While I have my doubts that a global climate agreement is actually in the best interest of the planet (mostly because I think local adaptive management is likely to yield locally-appropriate, more accountable outcomes), it is worth remembering why there is so much debate about such an agreement.  Many people still fail to grasp why the developing world thinks it absurd that places like the US, Canada and Germany feel justified in demanding big cuts of them – there are two reasons:

1)Big cuts close the door to historical development pathways.  Most of the OECD countries went through a major industrialization phase that was hugely polluting.  China is going through this today on an unprecedented scale.
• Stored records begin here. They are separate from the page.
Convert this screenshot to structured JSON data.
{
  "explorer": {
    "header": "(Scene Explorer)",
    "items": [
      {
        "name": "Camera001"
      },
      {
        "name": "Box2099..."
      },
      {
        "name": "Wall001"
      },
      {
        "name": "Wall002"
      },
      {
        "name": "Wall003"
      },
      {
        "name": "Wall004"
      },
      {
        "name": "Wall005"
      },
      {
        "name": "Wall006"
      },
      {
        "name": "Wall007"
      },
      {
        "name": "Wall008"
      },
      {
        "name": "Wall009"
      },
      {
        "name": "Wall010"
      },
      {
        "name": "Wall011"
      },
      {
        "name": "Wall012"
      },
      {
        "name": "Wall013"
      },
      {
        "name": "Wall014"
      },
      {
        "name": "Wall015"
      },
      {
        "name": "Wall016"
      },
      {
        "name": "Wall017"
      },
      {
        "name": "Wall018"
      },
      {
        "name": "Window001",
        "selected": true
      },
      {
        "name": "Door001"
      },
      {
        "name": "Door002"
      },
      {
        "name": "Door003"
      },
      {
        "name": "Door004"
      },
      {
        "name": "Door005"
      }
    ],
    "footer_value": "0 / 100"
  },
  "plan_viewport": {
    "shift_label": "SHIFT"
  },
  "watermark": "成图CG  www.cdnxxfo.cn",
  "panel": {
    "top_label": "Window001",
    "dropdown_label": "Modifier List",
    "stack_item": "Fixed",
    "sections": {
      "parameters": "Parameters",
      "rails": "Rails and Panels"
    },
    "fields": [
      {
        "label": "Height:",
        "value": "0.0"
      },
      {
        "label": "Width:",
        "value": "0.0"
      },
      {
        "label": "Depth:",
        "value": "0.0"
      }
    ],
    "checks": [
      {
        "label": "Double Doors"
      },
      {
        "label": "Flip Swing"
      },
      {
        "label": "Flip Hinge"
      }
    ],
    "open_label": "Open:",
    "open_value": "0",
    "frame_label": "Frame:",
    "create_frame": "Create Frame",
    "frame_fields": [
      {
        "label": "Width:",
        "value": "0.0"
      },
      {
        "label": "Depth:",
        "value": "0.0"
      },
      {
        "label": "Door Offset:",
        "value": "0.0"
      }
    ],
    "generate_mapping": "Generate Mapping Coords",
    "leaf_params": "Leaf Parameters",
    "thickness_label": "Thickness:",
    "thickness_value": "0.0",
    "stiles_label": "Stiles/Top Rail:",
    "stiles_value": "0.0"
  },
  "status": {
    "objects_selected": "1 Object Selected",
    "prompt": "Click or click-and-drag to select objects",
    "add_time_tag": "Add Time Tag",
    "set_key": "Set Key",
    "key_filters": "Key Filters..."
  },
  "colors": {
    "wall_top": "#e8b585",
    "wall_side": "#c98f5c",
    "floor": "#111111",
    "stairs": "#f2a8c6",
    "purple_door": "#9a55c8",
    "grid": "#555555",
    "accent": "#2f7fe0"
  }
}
While I think these pathways are, by and large, dead ends for development anyway these days, the fact is that a global climate deal more or less demands that currently poor countries abandon the very methods that we in the wealthier countries used to get to our current status.  This, by the way, is why there is a transfer of money and technology being built into the agreement – because the wealthy countries are not completely hypocritical, and therefore recognize that creating new development pathways will be expensive and beyond the means of most currently-poor countries.  If we are going to demand they change what they are doing, we should at least contribute financially to those changes.  So the next time you hear this deal called a huge wealth transfer, feel free to remind the speaker that the age of exploration, through colonialism, through the first 40 or so years of free trade was a giant wealth transfer from poor to rich.  We are only partially answering for that, no matter how large the transfers built into a climate agreement.

2) While we in the US like to point at China’s and (to a lesser extent) India’s total emissions as an argument they have to accept big cuts, and use the argument that 80% of future emissions growth will come from poorer countries to argue for cuts to all emissions, these demands fail to account for the per-person production of these emissions.  The Washington Post has two graphics, which they ran on their front page on December 10th, that capture this issue perfectly.  First, the total emissions graphic:

Yeah, that looks pretty bad – China produces more emissions than we do, and India is catching up quick.  Man, we’d better get those people under control . . . right?  Well, no . . .

Yep, per capita we in the US are big emissions hogs – per person, we crank out 385% of the average Chinese person, and a boggling 1333% more emissions than the average Indian.  Hell, Iran looks bad compared to China when we get down to per-person use.  This is the sticking point – what right do we in the US have to be sloppy with our emissions, yet demand cuts of everyone else?

Building a global deal that addresses both of these issues is damn near to impossible – we need to control total emissions, but at the same time recognize that not everyone emits equally.  Addressing the first of these is politically unpalatable for the poorer countries.  Addressing the latter is unpalatable here in the US and in many other wealthy countries. The result: weak global agreements that address neither.